"Music that has a second wave of popularity usually skips a generation [and] every new movement in the modern rock era has had a flagship band like Nirvana or The White Stripes. Look at The Darkness. They ended up being more of a novelty band, but the potential was there. If a band came along and somehow combined the hooks of The Darkness with the edge of, say, Queens of the Stone Age, it could happen."
Mention of The Darkness and that band's histrionic, bodystocking-clad invasion of MTV this past summer elicits varying reactions from the members of Dirty Power. When I brought up the subject to Goodwin and Perrone, they looked at each other, let out sighs, and started laughing. Perrone deferred to his bandmate in giving the response, waving him on: "You get more passionate about it ..."
Goodwin shook his head and gave a bemused chuckle. "I don't hate them, but I don't see why people got so freaked out about them," he said. "I thought it was silly and cute and fun, but then I started seeing all these articles about how they were the saviors of rock 'n' roll. It was the cheese factor that definitely turned me off."
Ulman unloaded more serious vitriol in an e-mail: "It's all the label's way of making a 'pseudo-metal boy band,' and I ain't havin' any of it ... I'm sure when their tour bus crashes and kills them, Phil Lynott will be there with a rusty nail in a 2x4 waiting to kick some ass, poltergeist-style."

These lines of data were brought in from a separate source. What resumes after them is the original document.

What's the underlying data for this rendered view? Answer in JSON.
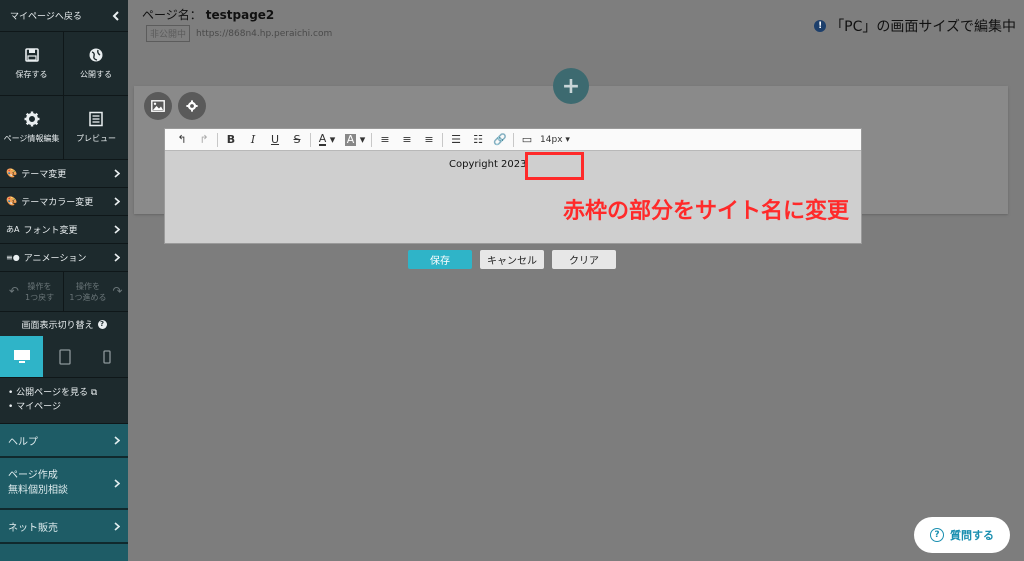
{
  "sidebar": {
    "back_label": "マイページへ戻る",
    "tiles": [
      {
        "icon": "save-icon",
        "label": "保存する"
      },
      {
        "icon": "globe-icon",
        "label": "公開する"
      },
      {
        "icon": "gear-icon",
        "label": "ページ情報編集"
      },
      {
        "icon": "preview-icon",
        "label": "プレビュー"
      }
    ],
    "menu": [
      {
        "icon": "palette-icon",
        "label": "テーマ変更"
      },
      {
        "icon": "color-palette-icon",
        "label": "テーマカラー変更"
      },
      {
        "icon": "font-icon",
        "label": "フォント変更"
      },
      {
        "icon": "animation-icon",
        "label": "アニメーション"
      }
    ],
    "undo": {
      "line1": "操作を",
      "line2": "1つ戻す"
    },
    "redo": {
      "line1": "操作を",
      "line2": "1つ進める"
    },
    "display_switch_label": "画面表示切り替え",
    "links": [
      "公開ページを見る",
      "マイページ"
    ],
    "help_label": "ヘルプ",
    "consult": {
      "line1": "ページ作成",
      "line2": "無料個別相談"
    },
    "net_sales_label": "ネット販売"
  },
  "header": {
    "page_name_label": "ページ名：",
    "page_name": "testpage2",
    "status_badge": "非公開中",
    "url": "https://868n4.hp.peraichi.com",
    "pc_note": "「PC」の画面サイズで編集中"
  },
  "editor": {
    "font_size": "14px",
    "text": "Copyright 2023",
    "annotation": "赤枠の部分をサイト名に変更"
  },
  "actions": {
    "save": "保存",
    "cancel": "キャンセル",
    "clear": "クリア"
  },
  "ask_button": "質問する",
  "colors": {
    "accent": "#2fb4c8",
    "annotation_red": "#ff2a2a",
    "sidebar_bg": "#1d2a2d"
  }
}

In truth, if Lynott were still around today, the hard-living Irishman would probably give Dirty Power's gritty anthems the nod over the affected unitard gimmickry of The Darkness. And even if we're at a point in history when the masses enjoy their iron-fisted riffs with a side order of irony, there will always be a sizable audience for the primal fury of testosterone-fueled guitars. And when MTV tries to pass off some group of young, perfectly coiffed, rail-thin poseurs in leather pants and vintage metal T-shirts as the next objects of retro-rock idolatry, the metal men of Dirty Power will emerge from the shadows, knock the skinny kids from their perch, and triumphantly assume their rightful place as heirs to the throne of hard rock.